Of late, we in GPC have seen the passing of many of our worshippers. Whilst some passed away peacefully, others suffered long. It’s hard to stay unaffected. In reality, we can’t. Whether you were that caregiver or just a passing acquaintance, suffering – experienced or observed - impinges upon our theology. In other words, we often find ourselves asking, where is God in all of this pain? Does He care that I am in such pain? 




PSALM 62:5 - 8 (ESV)
5 For God alone, O my soul, wait in silence, for my hope is from Him.
6 He only is my rock and my salvation, my fortress; I shall not be shaken.
7 On God rests my salvation and my glory; my mighty rock, my refuge is God.
8 Trust in Him at all times, O people; pour out your heart before Him; God is a refuge for us. Selah




Continuing from last Sunday’s reflection based on an article by a Christian professor Dr Suzuki we will look at the significance of light.*


Dr Suzuki takes us back to our science lesson where we were told in physics classes that light is an electromagnetic wave that does not need a medium to propagate and is capable of traveling in a vacuum. Light is not only a wave, but in certain circumstances it exhibits particle-like behavior, in discrete packages of energy known as photons. Scientists, for lack of a better explanation, talk of the ‘dual nature’ of light: wavelike and particle-like.

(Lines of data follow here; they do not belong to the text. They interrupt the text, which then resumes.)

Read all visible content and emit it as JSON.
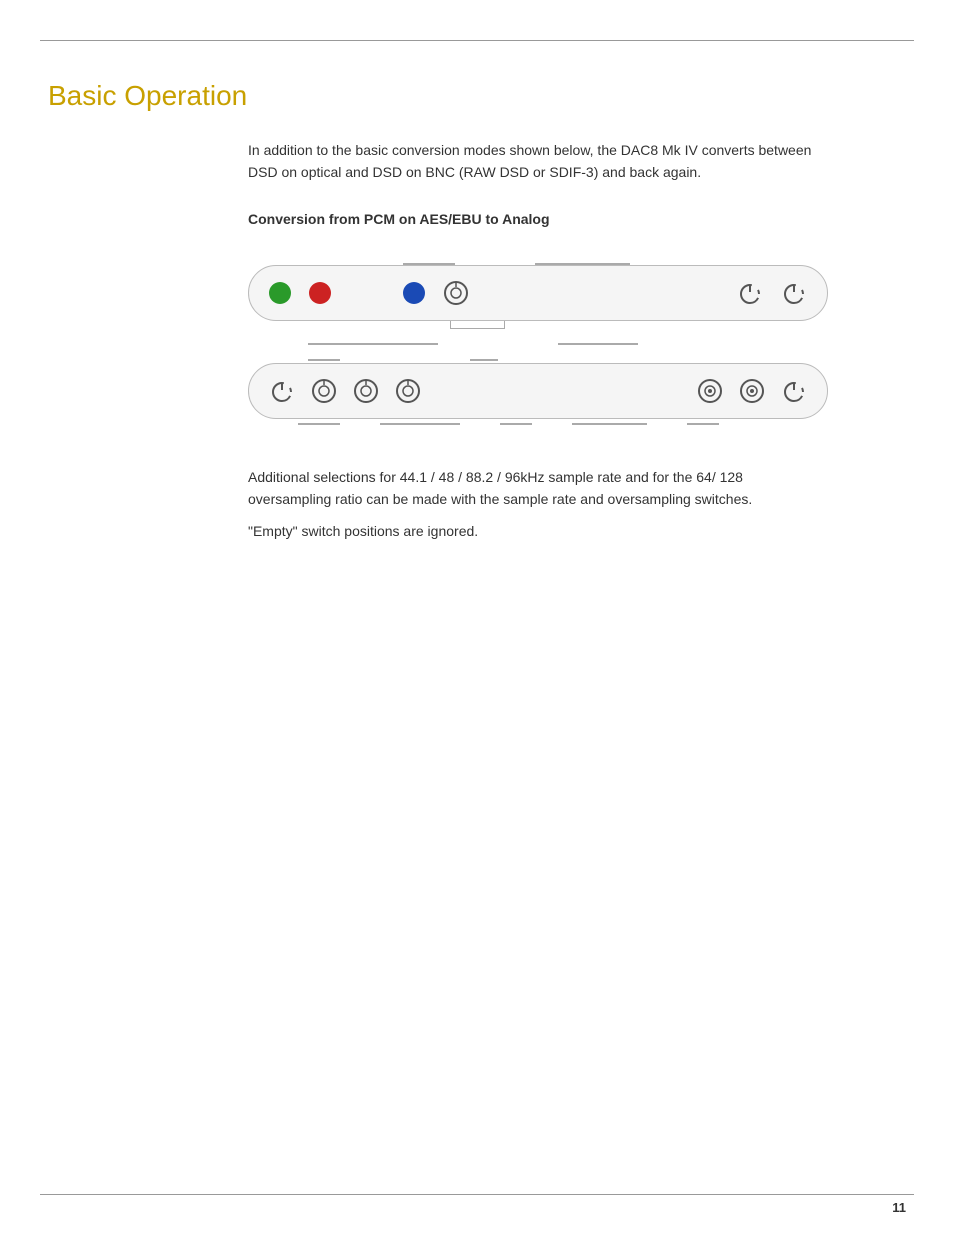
{
  "page": {
    "title": "Basic Operation",
    "page_number": "11",
    "top_rule": true,
    "bottom_rule": true
  },
  "content": {
    "intro_paragraph": "In addition to the basic conversion modes shown below, the DAC8 Mk IV converts between DSD on optical and DSD on BNC (RAW DSD or SDIF-3) and back again.",
    "section_heading": "Conversion from PCM on AES/EBU to Analog",
    "additional_paragraph_1": "Additional selections for 44.1 / 48 / 88.2 / 96kHz sample rate and for the 64/ 128 oversampling ratio can be made with the sample rate and oversampling switches.",
    "additional_paragraph_2": "\"Empty\" switch positions are ignored."
  }
}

For this Sunday’s reflection, I will pick up from the last line of the pastoral reflection by Rev Goh – “During this trying time, may God protect and preserve us for Himself and cause us to overflow with His love and grace as we follow in the footsteps of our Lord as light of the world and as salt of the earth!”




The COVID-19 outbreak took much of the world by surprise - resulting in many countries scrambling to contain the spread and to find a vaccine for it.  Whilst every effort is taken to prevent contraction and infection of this latest virus, there is one virus, which is far more subtle, more insidious and viral than any other disease - one that has infected humanity since the great fall.   




I first learnt this hymn 20 years ago. Hearing and singing it for the first time then, evoked within me a deep sense of gratitude to God for His sacrificial love for me. Written by an English pastor 2 centuries ago, it was originally intended for children, but subsequently was incorporated into the adult hymnal. The words and message are simple and personal. It speaks of a love most wonderful – the love of God in Christ Who willingly endured much pain and suffering in order to win over my love for Him.  I will never be able to repay this redeeming love, for I am weak and sinful and my love faint and poor, and yet He continues to love me so. How I need Him to help me love Him more and more each day, right through eternity when I will see Him face to face.